Thursday, August 22, 2013
What are the best statistics and strongest research/arguments to support marijuana prohibition and strict criminal enforcement? (Now updated with some...)
I posed the question in the title of this post toward the end of my first class session of the exciting new seminar I am teaching this Fall 2013 semester at OSU's Moritz College of Law. Indeed, I challenged the terrific (and seemingly very insightful and knowledgeable) students taking the seminar to spend the next week looking for (and sending to me for posting here) the very best statistics and the strongest research and arguments they could find to support marijuana prohibition.
Helpfully, and to provide a running start on a question that I hope will generate some dialogue in the comments, there are more than a few anti-drug advocacy groups which have already marshalled materials in support of prohibition. A research assistant helped me assemble links to these notable advocacy groups:
I am hoping that seminar students and other readers might help me cull through the materials on these sites and elsewhere to help provide a sophisticated and detailed answer to the question in the title of this post.
UPDATE: So far, three students from my seminar have sent me a bunch of materials and links concerning what they perceive to be the "best" ideas and arguments to support marijuana prohibition.
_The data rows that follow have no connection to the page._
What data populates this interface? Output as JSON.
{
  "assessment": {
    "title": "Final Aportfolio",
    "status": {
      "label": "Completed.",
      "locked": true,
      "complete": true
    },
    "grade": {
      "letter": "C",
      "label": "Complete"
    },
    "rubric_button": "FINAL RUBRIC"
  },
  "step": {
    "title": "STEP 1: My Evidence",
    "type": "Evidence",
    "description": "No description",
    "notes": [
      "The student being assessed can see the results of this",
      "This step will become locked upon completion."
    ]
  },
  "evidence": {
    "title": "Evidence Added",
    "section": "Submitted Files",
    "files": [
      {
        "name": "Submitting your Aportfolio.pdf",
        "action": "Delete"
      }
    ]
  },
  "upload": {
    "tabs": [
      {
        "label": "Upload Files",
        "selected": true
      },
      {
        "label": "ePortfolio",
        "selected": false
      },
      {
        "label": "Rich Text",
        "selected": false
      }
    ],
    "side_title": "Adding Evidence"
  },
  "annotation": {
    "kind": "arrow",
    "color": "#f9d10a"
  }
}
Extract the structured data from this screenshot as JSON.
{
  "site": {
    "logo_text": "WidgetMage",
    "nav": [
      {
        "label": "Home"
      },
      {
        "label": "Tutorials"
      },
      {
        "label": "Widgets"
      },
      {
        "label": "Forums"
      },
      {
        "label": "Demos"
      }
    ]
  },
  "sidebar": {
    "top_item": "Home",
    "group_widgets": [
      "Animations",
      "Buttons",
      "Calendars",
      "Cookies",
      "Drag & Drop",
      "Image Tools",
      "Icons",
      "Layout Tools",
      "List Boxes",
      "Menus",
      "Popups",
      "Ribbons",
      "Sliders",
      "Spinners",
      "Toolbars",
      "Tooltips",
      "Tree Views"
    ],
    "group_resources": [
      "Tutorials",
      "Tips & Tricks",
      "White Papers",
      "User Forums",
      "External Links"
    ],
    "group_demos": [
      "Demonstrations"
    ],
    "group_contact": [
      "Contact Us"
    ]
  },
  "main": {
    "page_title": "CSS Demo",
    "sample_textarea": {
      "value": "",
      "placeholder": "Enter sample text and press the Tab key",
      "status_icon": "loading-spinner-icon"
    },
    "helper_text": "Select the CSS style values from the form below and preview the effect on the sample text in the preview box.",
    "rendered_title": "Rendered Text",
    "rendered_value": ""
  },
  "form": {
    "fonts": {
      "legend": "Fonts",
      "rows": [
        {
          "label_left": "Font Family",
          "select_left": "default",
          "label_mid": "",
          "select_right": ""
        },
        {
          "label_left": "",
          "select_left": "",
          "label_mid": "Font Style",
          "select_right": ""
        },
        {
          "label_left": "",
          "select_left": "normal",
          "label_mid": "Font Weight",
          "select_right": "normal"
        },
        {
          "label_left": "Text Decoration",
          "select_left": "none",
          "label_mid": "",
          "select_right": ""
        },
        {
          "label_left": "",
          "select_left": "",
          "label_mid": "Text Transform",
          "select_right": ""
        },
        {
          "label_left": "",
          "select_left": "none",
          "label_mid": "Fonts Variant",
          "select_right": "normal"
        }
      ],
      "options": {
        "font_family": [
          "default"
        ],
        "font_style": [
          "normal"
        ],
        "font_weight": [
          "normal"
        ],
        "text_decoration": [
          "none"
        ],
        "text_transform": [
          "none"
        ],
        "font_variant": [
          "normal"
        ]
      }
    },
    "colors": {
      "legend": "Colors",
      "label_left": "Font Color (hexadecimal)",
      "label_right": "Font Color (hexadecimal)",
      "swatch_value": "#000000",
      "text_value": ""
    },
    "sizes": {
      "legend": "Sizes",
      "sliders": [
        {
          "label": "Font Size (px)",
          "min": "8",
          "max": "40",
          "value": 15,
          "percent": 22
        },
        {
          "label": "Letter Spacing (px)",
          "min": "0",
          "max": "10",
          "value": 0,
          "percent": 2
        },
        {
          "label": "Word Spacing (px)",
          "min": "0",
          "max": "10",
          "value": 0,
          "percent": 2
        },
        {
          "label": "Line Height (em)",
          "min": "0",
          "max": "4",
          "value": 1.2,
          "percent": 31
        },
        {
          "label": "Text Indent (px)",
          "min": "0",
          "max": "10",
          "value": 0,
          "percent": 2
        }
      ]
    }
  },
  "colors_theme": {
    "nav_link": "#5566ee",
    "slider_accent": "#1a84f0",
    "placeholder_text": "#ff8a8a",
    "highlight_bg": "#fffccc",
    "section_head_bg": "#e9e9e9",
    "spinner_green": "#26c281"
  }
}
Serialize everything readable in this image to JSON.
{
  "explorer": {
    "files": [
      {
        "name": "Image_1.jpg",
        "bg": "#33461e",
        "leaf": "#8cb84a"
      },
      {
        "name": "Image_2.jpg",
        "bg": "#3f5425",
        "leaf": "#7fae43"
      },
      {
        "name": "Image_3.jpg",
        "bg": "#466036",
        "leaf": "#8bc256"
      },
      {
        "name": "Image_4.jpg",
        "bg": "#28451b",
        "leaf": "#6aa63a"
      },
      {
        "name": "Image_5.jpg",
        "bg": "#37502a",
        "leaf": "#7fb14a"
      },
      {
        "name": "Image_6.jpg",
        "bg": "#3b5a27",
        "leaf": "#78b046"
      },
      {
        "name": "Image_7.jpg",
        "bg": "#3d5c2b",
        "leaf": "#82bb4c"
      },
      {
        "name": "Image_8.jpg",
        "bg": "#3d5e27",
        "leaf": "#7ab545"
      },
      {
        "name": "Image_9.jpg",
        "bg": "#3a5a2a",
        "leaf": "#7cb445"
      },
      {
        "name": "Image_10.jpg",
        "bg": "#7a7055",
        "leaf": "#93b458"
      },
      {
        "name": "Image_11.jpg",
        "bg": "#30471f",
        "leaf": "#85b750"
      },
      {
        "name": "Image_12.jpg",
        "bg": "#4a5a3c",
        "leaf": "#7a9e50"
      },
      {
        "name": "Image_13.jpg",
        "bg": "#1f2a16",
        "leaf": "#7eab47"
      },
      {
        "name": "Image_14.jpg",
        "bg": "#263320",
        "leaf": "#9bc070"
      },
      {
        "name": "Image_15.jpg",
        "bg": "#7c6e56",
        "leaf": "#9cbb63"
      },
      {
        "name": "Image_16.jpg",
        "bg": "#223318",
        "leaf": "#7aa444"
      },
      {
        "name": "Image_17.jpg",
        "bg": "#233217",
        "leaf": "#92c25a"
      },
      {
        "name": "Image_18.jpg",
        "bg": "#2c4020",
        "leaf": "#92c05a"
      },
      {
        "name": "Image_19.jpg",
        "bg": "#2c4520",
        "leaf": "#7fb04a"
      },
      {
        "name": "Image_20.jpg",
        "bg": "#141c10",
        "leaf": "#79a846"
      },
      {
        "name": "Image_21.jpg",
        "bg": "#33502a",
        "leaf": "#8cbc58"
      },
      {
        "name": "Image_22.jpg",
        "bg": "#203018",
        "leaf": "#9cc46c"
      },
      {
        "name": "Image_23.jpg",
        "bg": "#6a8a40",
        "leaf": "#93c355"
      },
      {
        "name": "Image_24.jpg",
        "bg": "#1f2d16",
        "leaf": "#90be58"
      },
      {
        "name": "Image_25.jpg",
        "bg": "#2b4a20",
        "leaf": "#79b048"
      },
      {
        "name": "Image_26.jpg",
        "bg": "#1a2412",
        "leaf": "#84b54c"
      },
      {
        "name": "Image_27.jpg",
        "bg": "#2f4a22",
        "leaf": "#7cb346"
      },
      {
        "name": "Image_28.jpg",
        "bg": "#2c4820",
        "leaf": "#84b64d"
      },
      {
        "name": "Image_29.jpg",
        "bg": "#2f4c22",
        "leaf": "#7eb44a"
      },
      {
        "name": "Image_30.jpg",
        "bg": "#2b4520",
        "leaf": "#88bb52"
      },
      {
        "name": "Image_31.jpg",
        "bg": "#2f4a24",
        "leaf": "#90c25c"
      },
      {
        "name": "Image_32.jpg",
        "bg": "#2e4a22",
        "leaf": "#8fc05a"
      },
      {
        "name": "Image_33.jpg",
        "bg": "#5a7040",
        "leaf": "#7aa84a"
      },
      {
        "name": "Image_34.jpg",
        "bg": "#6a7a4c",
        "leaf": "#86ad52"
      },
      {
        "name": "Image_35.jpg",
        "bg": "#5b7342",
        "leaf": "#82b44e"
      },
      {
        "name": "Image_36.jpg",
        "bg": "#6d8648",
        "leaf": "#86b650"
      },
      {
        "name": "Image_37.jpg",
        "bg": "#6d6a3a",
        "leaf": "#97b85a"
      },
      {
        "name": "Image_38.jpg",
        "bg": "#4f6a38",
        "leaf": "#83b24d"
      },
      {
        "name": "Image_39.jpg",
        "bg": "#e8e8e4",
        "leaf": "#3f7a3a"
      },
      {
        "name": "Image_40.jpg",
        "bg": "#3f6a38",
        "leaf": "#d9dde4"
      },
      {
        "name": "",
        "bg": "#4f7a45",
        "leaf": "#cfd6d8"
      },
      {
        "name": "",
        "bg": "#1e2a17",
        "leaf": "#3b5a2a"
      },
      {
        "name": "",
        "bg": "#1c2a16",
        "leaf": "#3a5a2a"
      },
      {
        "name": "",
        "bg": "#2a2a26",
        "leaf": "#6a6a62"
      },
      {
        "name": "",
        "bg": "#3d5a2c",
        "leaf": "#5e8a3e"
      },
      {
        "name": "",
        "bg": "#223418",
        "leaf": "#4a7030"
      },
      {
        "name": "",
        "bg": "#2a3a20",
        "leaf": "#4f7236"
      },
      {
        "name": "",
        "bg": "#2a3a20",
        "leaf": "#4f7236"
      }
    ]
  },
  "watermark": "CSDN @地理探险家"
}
Here are a few highlights from these efforts:
The DEA in 2010 produced this impressive 81-page booket, titled Speaking Out Against Drug Legalization, which says it is "designed to cut through the current fog of misinformation with hard facts [by] present[ing] an accurate picture of America’s experience with drug use, the nature of the drug problem, and the potential for damage if the United States adopts a more permissive policy on drug abuse." Here are a few (of dozens) of the bullet points from this document discussing the health risks posed by marijuana:
- Harvard University researchers report that the risk of heart attack is five times higher than usual in the hour after smoking marijuana.
- The National Institute of Health found that a person who smokes five joints per week may be taking in as much tar and cancer-causing chemicals into their lungs as someone who smokes a pack of cigarettes every day.
- Smoking marijuana weakens the immune system, and raises the risk of lung infections. Other studies indicate that smoked marijuana causes cancer, respiratory problems, increased heart rate, loss of motor skills, and damage to the immune system.
- According to several recent studies, marijuana use has been linked with depression and suicidal thoughts, in addition to schizophrenia. These studies report that weekly marijuana use among teens doubles the risk of developing depression and triples the incidence of suicidal thoughts.
I have not sought to check or question the references cited for these statements, but I am inclined to take the claims at face value. In addition, building largely on these sorts of medical claims while making a few other arguments, here are links to a couple notable and prominent commentaries making the case in favor of marijuana prohibition:
- Bob Enyart, "Why Marijuana Should be Illegal" appearing in the Huffington Post (dated 3/19/2012)
- Kevin A. Sabet, "The Price of Legalizing Pot is Too High" appearing in the Los Angeles Times (dated 6/7/2009)
Last but certainly not least, the Director of the Office of National Drug Control Policy, R. Gil Kerlikowske, gave this notable public statement to California Police Chiefs Association Conference in March 2010 titled "Why Marijuana Legalization Would Compromise Public Health and Public Safety." Here is how he summed up his main arguments against marijuana legalization at the start and tail end of this speech:
The concern with marijuana is not born out of any culture-war mentality, but out of what the science tells us about the drug’s effects. And the science, though still evolving, is clear: marijuana use is harmful. It is associated with dependence, respiratory and mental illness, poor motor performance, and cognitive impairment, among other negative effects....
Legalizing marijuana would also saddle government with the dual burden of regulating a new legal market while continuing to pay for the negative side effects associated with an underground market whose providers have little economic incentive to disappear....
Legalization means the price comes down, the number of users goes up, the underground market adapts, and the revenue gained through a regulated market will never keep pace with the financial and social cost of making this drug more accessible.